“No, I asked him, ‘What do you think?’ ” Trump said, recalling the conversation with the White House physician. “He said, ‘Well, if you’d like it.’ I said, ‘Yeah, I’d like it. I’d like to take it.’ ”

Later Monday, the White House released a letter from Sean P. Conley, Trump’s in-house physician, that confirmed he had spoken with the president about the drug.

“After numerous discussions he and I had for and against the use of hydroxychloroquine, we concluded the potential benefit from treatment outweighed the relative risks,” Conley wrote.

But the letter did not specify whether Conley had written Trump a prescription for hydroxychloroquine or if the president is actually taking “a pill every day,” as he said during Monday’s event.

“I’m taking the two: the zinc and the hydroxy,” Trump said. “And all I can tell you is, so far, I seem to be okay.”

One reporter went on to inquire about another possibility for Trump’s decision to start the regimen, given recent news that at least two people in the White House, including a personal valet to the president, have tested positive for coronavirus.

“Have you been exposed?” the reporter asked.

“No, not at all,” Trump responded, later stressing he has “zero symptoms” and has consistently negative test results.

As Trump continued touting the drug, it didn’t take long for someone to ask, “What is the evidence that it has a preventive effect?”

“Here we go, you ready? Here’s my evidence,” the president said, spreading his hands wide. “I get a lot of positive calls about it.”

Trump noted that the “only negative” feedback he has heard about the drug comes from an analysis done by academic researchers that examined the medical records of 368 male patients at Veterans Affairs hospitals nationwide and found the drug was linked to higher rates of death for those hospitalized with the coronavirus. According to the April study, more than 27 percent of patients who received hydroxychloroquine died, and 22 percent of patients who were treated with a combination of the drug and the antibiotic azithromycin also died. In comparison, the death rate for those who did not receive the drugs was 11.4 percent.

“The only negative I’ve heard was the study where they gave it — was it the VA? With, you know, people that aren’t big Trump fans gave it,” Trump said, adding, “It was a very unscientific report, by the way. But I get a lot of tremendously positive news on the hydroxy.
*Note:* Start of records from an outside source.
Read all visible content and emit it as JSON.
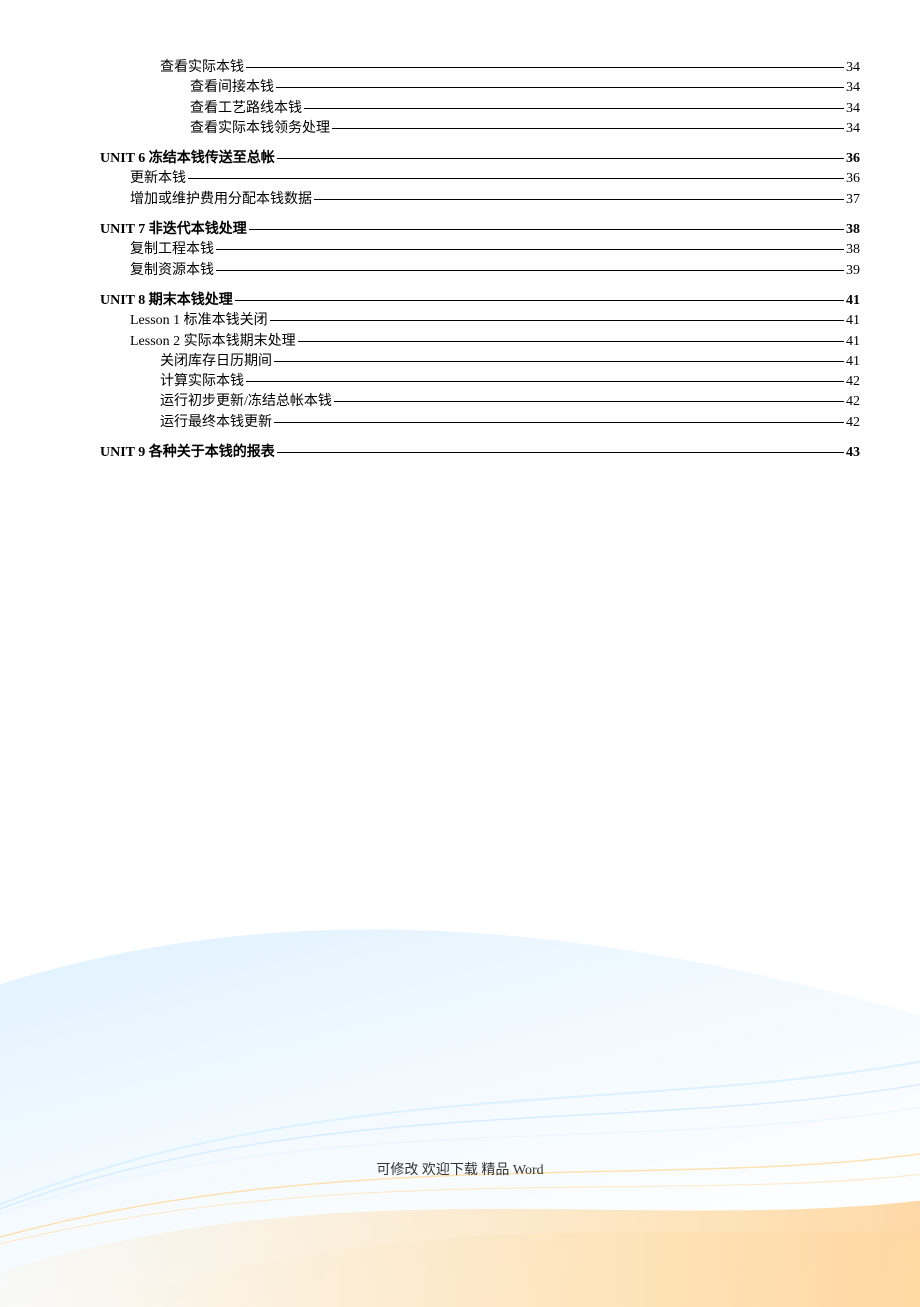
{
  "toc": [
    {
      "level": 2,
      "label": "查看实际本钱",
      "page": "34"
    },
    {
      "level": 3,
      "label": "查看间接本钱",
      "page": "34"
    },
    {
      "level": 3,
      "label": "查看工艺路线本钱",
      "page": "34"
    },
    {
      "level": 3,
      "label": "查看实际本钱领务处理",
      "page": "34"
    },
    {
      "level": 0,
      "label": "UNIT 6 冻结本钱传送至总帐",
      "page": "36"
    },
    {
      "level": 1,
      "label": "更新本钱",
      "page": "36"
    },
    {
      "level": 1,
      "label": "增加或维护费用分配本钱数据",
      "page": "37"
    },
    {
      "level": 0,
      "label": "UNIT 7 非迭代本钱处理",
      "page": "38"
    },
    {
      "level": 1,
      "label": "复制工程本钱",
      "page": "38"
    },
    {
      "level": 1,
      "label": "复制资源本钱",
      "page": "39"
    },
    {
      "level": 0,
      "label": "UNIT 8 期末本钱处理",
      "page": "41"
    },
    {
      "level": 1,
      "label": "Lesson 1 标准本钱关闭",
      "page": "41"
    },
    {
      "level": 1,
      "label": "Lesson 2  实际本钱期末处理",
      "page": "41"
    },
    {
      "level": 2,
      "label": "关闭库存日历期间",
      "page": "41"
    },
    {
      "level": 2,
      "label": "计算实际本钱",
      "page": "42"
    },
    {
      "level": 2,
      "label": "运行初步更新/冻结总帐本钱",
      "page": "42"
    },
    {
      "level": 2,
      "label": "运行最终本钱更新",
      "page": "42"
    },
    {
      "level": 0,
      "label": "UNIT 9 各种关于本钱的报表",
      "page": "43"
    }
  ],
  "footer": "可修改 欢迎下载 精品  Word"
}
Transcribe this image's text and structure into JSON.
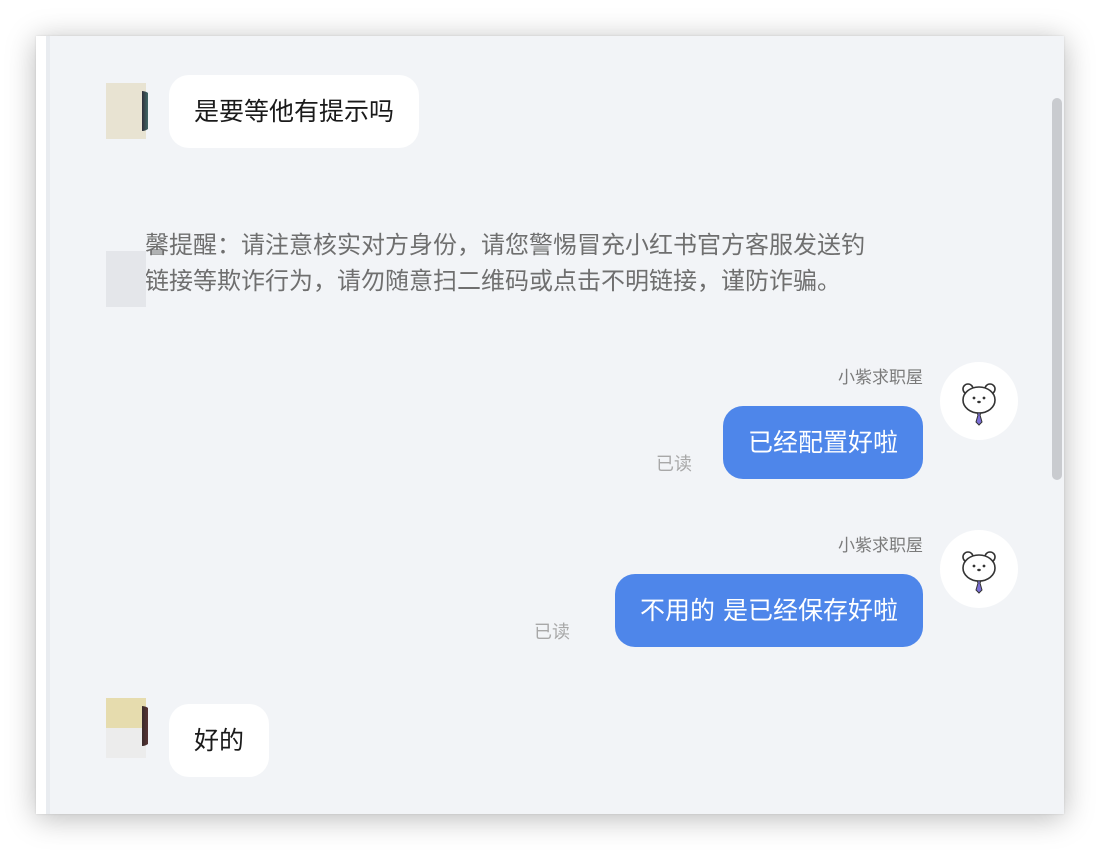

And I say, ‘Hey.’ You know the expression I’ve used …? ‘What do you have to lose?’ Okay? ‘What do you have to lose?’ ”

Medical experts quickly rejected Trump’s dismissal of safety concerns.

“There is NO evidence for [hydroxychloroquine] being effective in treatment of #covid19 or prophylaxis to prevent the disease,” tweeted Leana S. Wen, former Baltimore city health commissioner and a contributing columnist to The Washington Post. “This is a medication that has serious side effects.”

In an appearance on CNN, Sanjay Gupta, the network’s chief medical correspondent, said Trump “shouldn’t be taking” the drug.

“His own FDA has said that this is still something under investigation that should not be taken outside of a clinical trial,” Gupta said. “Only hospitalized patients should be getting it.”

While Gupta acknowledged Trump was right in saying the drug has been used to prevent malaria for decades, its use in people who already have coronavirus poses “some real concerns.”

Aside from the medical community, Trump’s comments also struck a nerve with a number of cable news personalities, most notably Fox News’s Neil Cavuto.

“If you are in a risky population here and you are taking this as a preventive treatment to ward off the virus, or in a worst-case scenario, you are dealing with the virus and you are in this vulnerable population, it will kill you,” Cavuto said during his Monday show. “I cannot stress enough: This will kill you.”

“Whatever benefits the president says this has, and certainly it has had for those suffering from malaria, dealing with lupus, this is a leap that should not be taken casually by those watching at home or assuming, well, the president of the United States says it’s okay,” Cavuto added. “Not to make a political point here, but a life and death point. Be very, very careful.”